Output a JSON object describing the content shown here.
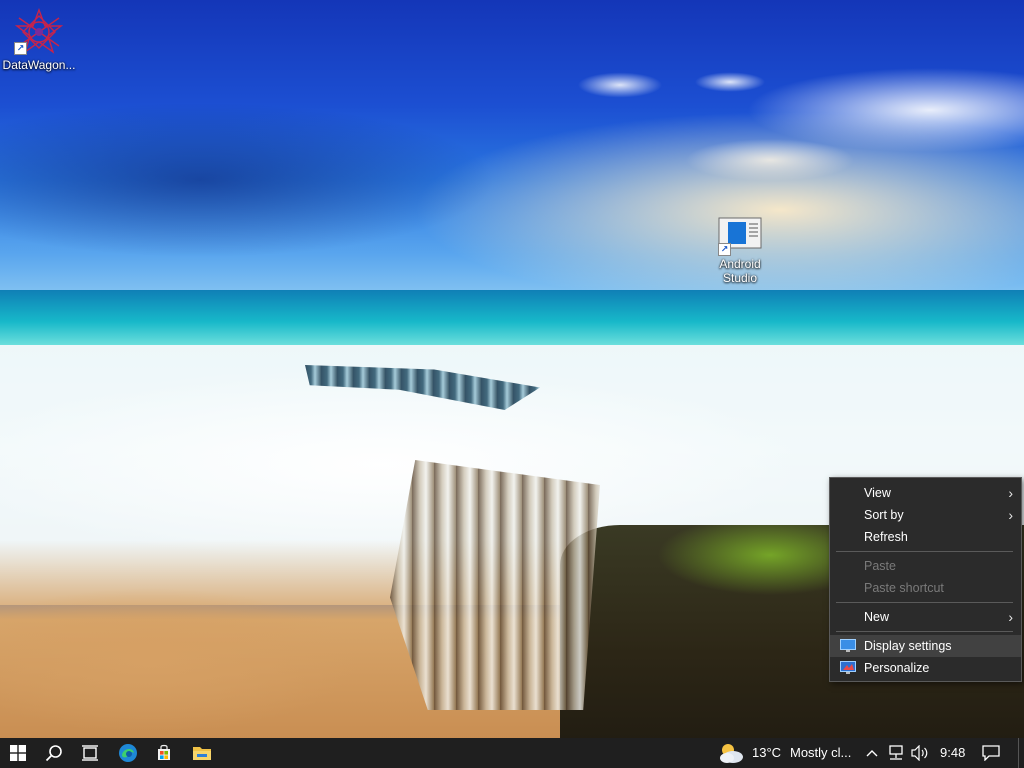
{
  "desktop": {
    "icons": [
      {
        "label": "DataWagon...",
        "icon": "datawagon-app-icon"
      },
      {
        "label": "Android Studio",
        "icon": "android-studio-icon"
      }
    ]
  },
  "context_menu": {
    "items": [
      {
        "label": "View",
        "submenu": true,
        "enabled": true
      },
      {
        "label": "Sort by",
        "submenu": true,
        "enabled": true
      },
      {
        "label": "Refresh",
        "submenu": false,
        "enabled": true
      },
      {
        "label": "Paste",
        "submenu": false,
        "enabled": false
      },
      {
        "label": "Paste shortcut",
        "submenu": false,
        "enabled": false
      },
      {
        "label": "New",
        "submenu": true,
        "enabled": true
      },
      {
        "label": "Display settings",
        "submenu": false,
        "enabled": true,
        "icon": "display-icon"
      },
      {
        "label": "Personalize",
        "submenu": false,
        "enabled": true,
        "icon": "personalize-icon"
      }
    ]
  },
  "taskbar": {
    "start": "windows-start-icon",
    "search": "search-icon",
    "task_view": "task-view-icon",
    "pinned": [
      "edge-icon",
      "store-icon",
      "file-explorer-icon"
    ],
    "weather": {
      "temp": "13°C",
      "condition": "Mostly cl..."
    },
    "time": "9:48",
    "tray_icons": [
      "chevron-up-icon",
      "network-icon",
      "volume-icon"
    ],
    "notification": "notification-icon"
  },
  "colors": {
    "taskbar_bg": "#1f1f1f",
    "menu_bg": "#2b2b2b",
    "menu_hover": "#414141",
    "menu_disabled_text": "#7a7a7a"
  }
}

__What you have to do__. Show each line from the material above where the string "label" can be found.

__Completed task__.
        "label": "DataWagon...",
        "label": "Android Studio",
        "label": "View",
        "label": "Sort by",
        "label": "Refresh",
        "label": "Paste",
        "label": "Paste shortcut",
        "label": "New",
        "label": "Display settings",
        "label": "Personalize",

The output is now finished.